## [Work instruction]
If a line below includes the string "record", copy it.

## [Material for this exercise]
....
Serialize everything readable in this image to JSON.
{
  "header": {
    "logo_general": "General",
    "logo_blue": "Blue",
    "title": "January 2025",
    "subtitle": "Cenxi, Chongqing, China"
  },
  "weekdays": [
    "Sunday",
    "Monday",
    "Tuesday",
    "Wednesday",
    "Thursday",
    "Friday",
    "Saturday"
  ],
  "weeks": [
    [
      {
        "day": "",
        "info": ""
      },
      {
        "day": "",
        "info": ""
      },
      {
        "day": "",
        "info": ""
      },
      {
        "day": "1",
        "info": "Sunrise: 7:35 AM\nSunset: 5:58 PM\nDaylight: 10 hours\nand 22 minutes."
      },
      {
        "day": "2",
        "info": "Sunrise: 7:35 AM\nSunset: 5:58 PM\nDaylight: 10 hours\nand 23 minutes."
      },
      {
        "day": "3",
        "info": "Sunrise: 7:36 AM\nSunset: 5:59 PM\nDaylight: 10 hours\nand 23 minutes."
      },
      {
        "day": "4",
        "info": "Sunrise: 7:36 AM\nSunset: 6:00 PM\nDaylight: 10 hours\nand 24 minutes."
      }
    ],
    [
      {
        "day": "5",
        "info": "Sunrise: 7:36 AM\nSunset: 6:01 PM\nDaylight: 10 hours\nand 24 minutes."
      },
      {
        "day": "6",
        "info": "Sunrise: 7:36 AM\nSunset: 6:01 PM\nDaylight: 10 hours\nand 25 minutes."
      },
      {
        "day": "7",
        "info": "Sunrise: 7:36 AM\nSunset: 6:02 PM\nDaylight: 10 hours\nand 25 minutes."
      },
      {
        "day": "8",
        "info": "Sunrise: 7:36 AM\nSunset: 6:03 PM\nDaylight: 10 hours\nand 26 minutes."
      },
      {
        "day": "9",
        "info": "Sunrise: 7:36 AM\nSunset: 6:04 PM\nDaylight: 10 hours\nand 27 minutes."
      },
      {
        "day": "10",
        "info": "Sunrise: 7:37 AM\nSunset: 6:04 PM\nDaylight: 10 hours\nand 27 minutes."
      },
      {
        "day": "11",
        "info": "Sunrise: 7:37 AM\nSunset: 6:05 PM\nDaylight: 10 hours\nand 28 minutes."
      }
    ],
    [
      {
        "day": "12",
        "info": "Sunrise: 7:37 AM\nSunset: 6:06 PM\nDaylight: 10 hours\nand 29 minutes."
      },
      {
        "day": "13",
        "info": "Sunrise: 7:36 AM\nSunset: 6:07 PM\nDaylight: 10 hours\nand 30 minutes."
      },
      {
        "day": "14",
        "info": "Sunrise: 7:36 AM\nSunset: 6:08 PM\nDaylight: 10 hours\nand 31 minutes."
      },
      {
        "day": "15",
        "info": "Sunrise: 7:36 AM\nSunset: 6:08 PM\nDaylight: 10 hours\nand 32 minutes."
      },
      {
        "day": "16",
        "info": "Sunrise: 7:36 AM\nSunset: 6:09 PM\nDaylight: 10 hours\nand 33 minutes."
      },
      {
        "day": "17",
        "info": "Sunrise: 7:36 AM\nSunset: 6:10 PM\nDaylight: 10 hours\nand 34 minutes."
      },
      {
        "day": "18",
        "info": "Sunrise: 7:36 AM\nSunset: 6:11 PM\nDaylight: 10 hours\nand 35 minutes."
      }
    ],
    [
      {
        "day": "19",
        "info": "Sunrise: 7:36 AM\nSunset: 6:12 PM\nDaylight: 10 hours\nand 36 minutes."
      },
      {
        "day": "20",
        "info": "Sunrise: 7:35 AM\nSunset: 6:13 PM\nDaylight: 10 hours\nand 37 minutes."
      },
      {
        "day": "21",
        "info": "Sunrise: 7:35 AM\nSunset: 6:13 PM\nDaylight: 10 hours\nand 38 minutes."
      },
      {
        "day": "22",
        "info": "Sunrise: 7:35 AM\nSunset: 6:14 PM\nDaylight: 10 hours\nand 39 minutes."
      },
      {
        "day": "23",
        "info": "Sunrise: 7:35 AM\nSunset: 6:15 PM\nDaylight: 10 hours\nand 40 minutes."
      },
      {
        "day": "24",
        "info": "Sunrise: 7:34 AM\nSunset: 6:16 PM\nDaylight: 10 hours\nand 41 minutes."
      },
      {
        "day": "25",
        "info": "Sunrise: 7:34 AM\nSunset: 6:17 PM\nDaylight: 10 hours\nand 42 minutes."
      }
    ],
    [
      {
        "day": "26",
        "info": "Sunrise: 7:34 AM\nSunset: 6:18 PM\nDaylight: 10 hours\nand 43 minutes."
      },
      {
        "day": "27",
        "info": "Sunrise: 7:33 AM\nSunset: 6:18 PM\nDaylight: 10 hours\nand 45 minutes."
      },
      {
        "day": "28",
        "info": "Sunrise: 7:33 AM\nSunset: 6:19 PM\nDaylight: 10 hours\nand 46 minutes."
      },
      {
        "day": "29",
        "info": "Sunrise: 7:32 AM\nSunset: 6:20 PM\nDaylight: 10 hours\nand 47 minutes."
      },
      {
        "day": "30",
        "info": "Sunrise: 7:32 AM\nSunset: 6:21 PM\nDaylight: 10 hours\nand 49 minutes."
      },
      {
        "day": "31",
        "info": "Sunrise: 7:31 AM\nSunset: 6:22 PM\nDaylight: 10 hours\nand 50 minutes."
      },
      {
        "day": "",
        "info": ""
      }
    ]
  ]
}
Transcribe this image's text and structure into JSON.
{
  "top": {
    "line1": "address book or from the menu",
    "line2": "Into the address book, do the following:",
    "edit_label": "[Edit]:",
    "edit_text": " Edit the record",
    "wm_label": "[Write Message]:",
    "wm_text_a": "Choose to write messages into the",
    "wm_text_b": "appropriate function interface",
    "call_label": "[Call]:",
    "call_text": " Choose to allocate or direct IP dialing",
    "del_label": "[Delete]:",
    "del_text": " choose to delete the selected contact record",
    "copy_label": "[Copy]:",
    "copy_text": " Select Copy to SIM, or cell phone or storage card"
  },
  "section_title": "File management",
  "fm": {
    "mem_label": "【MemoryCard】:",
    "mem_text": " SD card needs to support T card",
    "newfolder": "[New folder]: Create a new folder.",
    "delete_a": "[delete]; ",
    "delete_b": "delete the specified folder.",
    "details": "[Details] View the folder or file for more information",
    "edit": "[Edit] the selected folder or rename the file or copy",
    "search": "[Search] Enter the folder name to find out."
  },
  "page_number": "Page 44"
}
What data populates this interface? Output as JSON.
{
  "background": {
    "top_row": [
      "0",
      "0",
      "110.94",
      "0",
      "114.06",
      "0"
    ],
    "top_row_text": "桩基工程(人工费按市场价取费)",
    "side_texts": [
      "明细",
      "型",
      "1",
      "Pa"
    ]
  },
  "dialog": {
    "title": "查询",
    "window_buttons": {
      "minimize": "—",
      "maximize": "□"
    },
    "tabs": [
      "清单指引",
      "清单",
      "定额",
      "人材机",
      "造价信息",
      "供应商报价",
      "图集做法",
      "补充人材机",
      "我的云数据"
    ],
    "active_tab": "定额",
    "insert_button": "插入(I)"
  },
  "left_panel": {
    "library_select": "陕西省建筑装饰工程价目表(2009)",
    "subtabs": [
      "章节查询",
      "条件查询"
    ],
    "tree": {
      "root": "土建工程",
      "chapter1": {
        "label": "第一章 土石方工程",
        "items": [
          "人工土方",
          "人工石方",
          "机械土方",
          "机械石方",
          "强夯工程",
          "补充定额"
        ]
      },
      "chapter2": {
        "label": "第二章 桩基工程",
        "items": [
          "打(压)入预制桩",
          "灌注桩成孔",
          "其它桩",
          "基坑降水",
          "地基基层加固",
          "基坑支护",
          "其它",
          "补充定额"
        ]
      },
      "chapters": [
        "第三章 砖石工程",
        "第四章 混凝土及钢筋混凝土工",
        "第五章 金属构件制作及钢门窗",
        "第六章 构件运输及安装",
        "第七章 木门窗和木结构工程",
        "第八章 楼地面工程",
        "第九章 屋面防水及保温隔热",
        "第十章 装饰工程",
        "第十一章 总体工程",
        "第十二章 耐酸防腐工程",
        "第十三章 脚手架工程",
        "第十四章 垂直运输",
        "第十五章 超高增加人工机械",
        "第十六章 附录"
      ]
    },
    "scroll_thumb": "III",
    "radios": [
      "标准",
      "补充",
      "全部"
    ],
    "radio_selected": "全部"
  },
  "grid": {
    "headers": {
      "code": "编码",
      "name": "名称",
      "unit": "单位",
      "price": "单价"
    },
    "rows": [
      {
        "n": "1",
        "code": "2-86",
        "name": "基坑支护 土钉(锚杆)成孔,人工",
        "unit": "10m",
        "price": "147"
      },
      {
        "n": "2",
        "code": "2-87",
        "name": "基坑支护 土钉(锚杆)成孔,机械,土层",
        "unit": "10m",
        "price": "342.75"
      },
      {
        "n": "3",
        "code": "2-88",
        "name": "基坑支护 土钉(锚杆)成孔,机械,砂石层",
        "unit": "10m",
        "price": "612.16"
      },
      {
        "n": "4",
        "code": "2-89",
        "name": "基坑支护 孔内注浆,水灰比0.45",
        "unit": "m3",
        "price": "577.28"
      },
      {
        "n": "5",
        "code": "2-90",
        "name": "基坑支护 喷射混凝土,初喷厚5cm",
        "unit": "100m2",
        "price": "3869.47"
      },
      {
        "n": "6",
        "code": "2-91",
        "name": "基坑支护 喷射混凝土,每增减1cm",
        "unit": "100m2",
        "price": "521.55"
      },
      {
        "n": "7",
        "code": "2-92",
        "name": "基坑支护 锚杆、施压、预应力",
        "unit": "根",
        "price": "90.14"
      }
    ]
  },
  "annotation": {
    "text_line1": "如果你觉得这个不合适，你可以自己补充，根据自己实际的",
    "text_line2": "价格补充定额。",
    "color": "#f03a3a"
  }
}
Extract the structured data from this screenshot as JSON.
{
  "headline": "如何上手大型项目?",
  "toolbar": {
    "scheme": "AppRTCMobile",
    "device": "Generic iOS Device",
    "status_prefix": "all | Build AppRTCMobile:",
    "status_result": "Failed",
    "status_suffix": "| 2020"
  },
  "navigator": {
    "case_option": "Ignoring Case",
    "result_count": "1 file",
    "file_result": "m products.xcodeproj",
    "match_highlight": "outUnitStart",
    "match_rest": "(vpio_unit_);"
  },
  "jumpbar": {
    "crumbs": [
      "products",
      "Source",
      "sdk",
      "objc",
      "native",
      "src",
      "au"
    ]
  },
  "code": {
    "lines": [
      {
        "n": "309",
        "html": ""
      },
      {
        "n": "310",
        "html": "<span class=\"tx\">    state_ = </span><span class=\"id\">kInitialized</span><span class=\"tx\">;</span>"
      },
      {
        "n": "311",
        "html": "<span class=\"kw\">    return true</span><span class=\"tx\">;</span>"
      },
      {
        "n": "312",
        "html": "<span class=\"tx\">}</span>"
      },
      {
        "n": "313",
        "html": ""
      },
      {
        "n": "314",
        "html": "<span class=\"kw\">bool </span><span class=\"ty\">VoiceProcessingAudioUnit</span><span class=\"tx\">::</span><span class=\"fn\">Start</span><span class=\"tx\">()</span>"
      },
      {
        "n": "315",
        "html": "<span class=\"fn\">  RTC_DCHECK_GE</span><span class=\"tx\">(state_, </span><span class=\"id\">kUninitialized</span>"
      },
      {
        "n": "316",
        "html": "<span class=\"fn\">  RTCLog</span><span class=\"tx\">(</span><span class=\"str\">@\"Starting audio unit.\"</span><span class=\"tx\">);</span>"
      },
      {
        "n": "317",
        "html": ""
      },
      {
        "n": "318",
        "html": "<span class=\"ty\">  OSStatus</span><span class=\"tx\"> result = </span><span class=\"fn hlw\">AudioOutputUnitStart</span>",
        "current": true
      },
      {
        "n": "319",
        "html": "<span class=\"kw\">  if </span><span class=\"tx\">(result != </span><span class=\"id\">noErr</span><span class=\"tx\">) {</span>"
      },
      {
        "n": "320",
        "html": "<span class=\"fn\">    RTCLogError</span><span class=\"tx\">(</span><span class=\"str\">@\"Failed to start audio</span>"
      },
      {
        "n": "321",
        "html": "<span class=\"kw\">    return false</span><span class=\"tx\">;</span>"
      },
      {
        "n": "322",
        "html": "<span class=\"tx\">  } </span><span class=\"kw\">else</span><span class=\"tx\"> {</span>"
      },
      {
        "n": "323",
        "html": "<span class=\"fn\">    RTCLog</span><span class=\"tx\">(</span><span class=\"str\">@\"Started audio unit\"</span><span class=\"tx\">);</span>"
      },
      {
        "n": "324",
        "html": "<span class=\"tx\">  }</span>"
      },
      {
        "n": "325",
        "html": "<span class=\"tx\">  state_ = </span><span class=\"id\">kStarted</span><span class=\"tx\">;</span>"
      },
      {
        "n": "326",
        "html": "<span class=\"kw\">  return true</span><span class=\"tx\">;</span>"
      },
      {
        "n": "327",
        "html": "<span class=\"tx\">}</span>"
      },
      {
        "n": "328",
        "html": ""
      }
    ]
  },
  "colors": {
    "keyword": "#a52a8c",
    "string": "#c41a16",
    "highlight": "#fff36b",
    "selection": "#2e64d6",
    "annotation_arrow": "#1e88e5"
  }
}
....
## [Answer section]
    "edit_text": " Edit the record",
    "del_text": " choose to delete the selected contact record",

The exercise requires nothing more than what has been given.